If you’re looking to purchase a boxing bag for your martial arts training, you two have two options: a hanging heavy bag, or a freestanding bag. Both heavy bags and standings bags have their benefits. Deciding which bag will be best for your MMA, kickboxing, and boxing training will depend on your training goals, style, and resources.
Let’s break down the differences between heavy bags and freestanding bags — and the differences between heavy bag training and freestanding bag training — to help you make your decision.
What are heavy bags?
The heavy bag is a fundamental piece of training equipment in a number of combat sports and martial arts, including boxing, kickboxing, Muay Thai and, more recently, mixed martial arts. The exact size and shape of a heavy bag can vary between different martial arts. Muay Thai heavy bags, for example, are usually thinner and longer to support lower body striking. Boxing heavy bags, which are designed for punching, tend to be shorter and thicker. Generally, though, all heavy bags are densely stuffed cylindrical bags designed to withstand the wear and tear of punching and/or kicking from beginners and professional fighters alike. They can either be suspended from the ceiling or hung from specifically designed heavy bag stands.

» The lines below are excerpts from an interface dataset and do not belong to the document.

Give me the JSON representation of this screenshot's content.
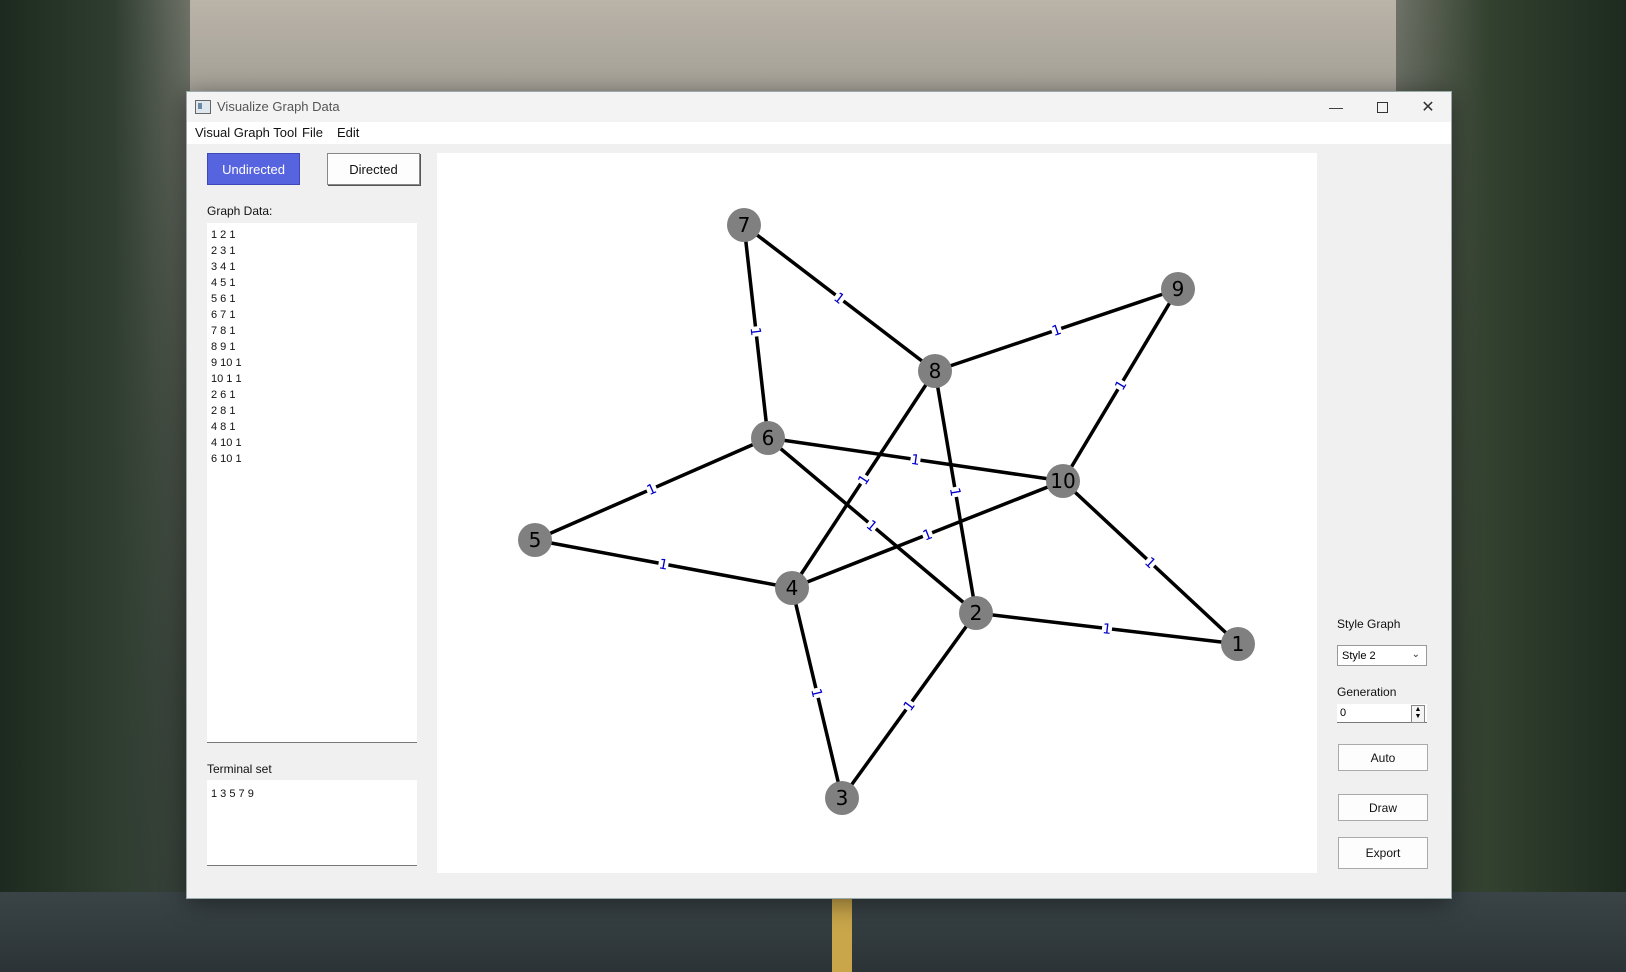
{
  "window": {
    "title": "Visualize Graph Data"
  },
  "menu": [
    "Visual Graph Tool",
    "File",
    "Edit"
  ],
  "mode": {
    "undirected_label": "Undirected",
    "directed_label": "Directed",
    "active": "undirected"
  },
  "graph_data": {
    "label": "Graph Data:",
    "lines": [
      "1 2 1",
      "2 3 1",
      "3 4 1",
      "4 5 1",
      "5 6 1",
      "6 7 1",
      "7 8 1",
      "8 9 1",
      "9 10 1",
      "10 1 1",
      "2 6 1",
      "2 8 1",
      "4 8 1",
      "4 10 1",
      "6 10 1"
    ]
  },
  "terminal_set": {
    "label": "Terminal set",
    "value": "1 3 5 7 9"
  },
  "style_graph": {
    "label": "Style Graph",
    "selected": "Style 2"
  },
  "generation": {
    "label": "Generation",
    "value": "0"
  },
  "buttons": {
    "auto": "Auto",
    "draw": "Draw",
    "export": "Export"
  },
  "graph": {
    "nodes": [
      "1",
      "2",
      "3",
      "4",
      "5",
      "6",
      "7",
      "8",
      "9",
      "10"
    ],
    "edges": [
      {
        "from": "1",
        "to": "2",
        "weight": "1"
      },
      {
        "from": "2",
        "to": "3",
        "weight": "1"
      },
      {
        "from": "3",
        "to": "4",
        "weight": "1"
      },
      {
        "from": "4",
        "to": "5",
        "weight": "1"
      },
      {
        "from": "5",
        "to": "6",
        "weight": "1"
      },
      {
        "from": "6",
        "to": "7",
        "weight": "1"
      },
      {
        "from": "7",
        "to": "8",
        "weight": "1"
      },
      {
        "from": "8",
        "to": "9",
        "weight": "1"
      },
      {
        "from": "9",
        "to": "10",
        "weight": "1"
      },
      {
        "from": "10",
        "to": "1",
        "weight": "1"
      },
      {
        "from": "2",
        "to": "6",
        "weight": "1"
      },
      {
        "from": "2",
        "to": "8",
        "weight": "1"
      },
      {
        "from": "4",
        "to": "8",
        "weight": "1"
      },
      {
        "from": "4",
        "to": "10",
        "weight": "1"
      },
      {
        "from": "6",
        "to": "10",
        "weight": "1"
      }
    ],
    "node_color": "#808080",
    "edge_color": "#000000",
    "weight_color": "#0000cc"
  }
}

What are freestanding bags?
Freestanding bags are training bags that are attached to a podium. Depending on the make, this base can be filled with sand or water to keep the bag anchored and prevent it from tipping during training. While the structure, shape, and function of freestanding bags makes them a little lighter and less dense than traditional heavy bags, they’re still very solid and durable. Freestanding bags can be used for cardio kickboxing, conditioning drills, and light technique training for boxing, kickboxing, and MMA.
Popular freestanding bags include the ProForce® Tower Free Standing Bag.
Heavy Bag Training
Heavy bags are extremely durable and their swinging design more accurately recreates the rhythm of fighting. This makes them an ideal training tool for competitive boxers and martial artists, as well as anyone who wants to develop their sparring skills and striking techniques. Heavy bags also can’t be knocked over no matter how hard you hit them, which makes them an excellent choice for anyone who wants to develop their punching and kicking power.
Heavy bag training is a key component of boxing and Muay Thai, and can also be used in kickboxing and mixed martial arts lessons. In a pinch, a heavy bag can also be placed on the floor for grappling and ground and pound drills. The best way to get familiar with heavy bag training is to learn in a class or private training session with a skilled coach. Once you know the basics of heavy bag training techniques and safety, though, you can also start to hit them on your own or with a partner.
Here’s an example of a heavy bag drill for Muay Thai training:
Freestanding Bag Training
Freestanding bags are convenient and don’t take up a lot of space. They also don’t require a strong ceiling or structure to hang your bag from. As long as you have a few square feet and some materials to fill the weighted base with, you can set up a heavy bag for yourself. This makes them a popular piece of training gear for small training facilities and home gyms. They’re also a great choice for anyone who wants to work on their conditioning and technique at their own pace from the privacy of their own home.
Freestanding bags are good for conditioning training and light technique work in a number of martial arts and combat sports including boxing, kickboxing, MMA, and Karate. They can also be used for cardio kickboxing workouts.
Here’s an example of a freestanding bag drill:
Heavy Bags vs Freestanding Bags
If you’re seriously training for competitive purposes — or considering a professional career in combat sports — you’ll probably want to focus on heavy bag training. If you’re building a home gym and you’re not one hundred percent sure your ceilings can handle the weight, you should definitely invest in a freestanding bag.
For everyone else, choosing between a heavy bag and a freestanding bag for your boxing and kickboxing training is more a matter of personal preference. Do you feel more comfortable hitting and kicking the heavy bag or the freestanding bag? What types of drills do you enjoy doing? What combination of martial arts gear and martial arts training keeps you motivated and inspired? That’s the one you should go with.
If you still can’t decide, you can also use both. Or train on heavy bags at the gym and supplement your training with freestanding bag drills at home.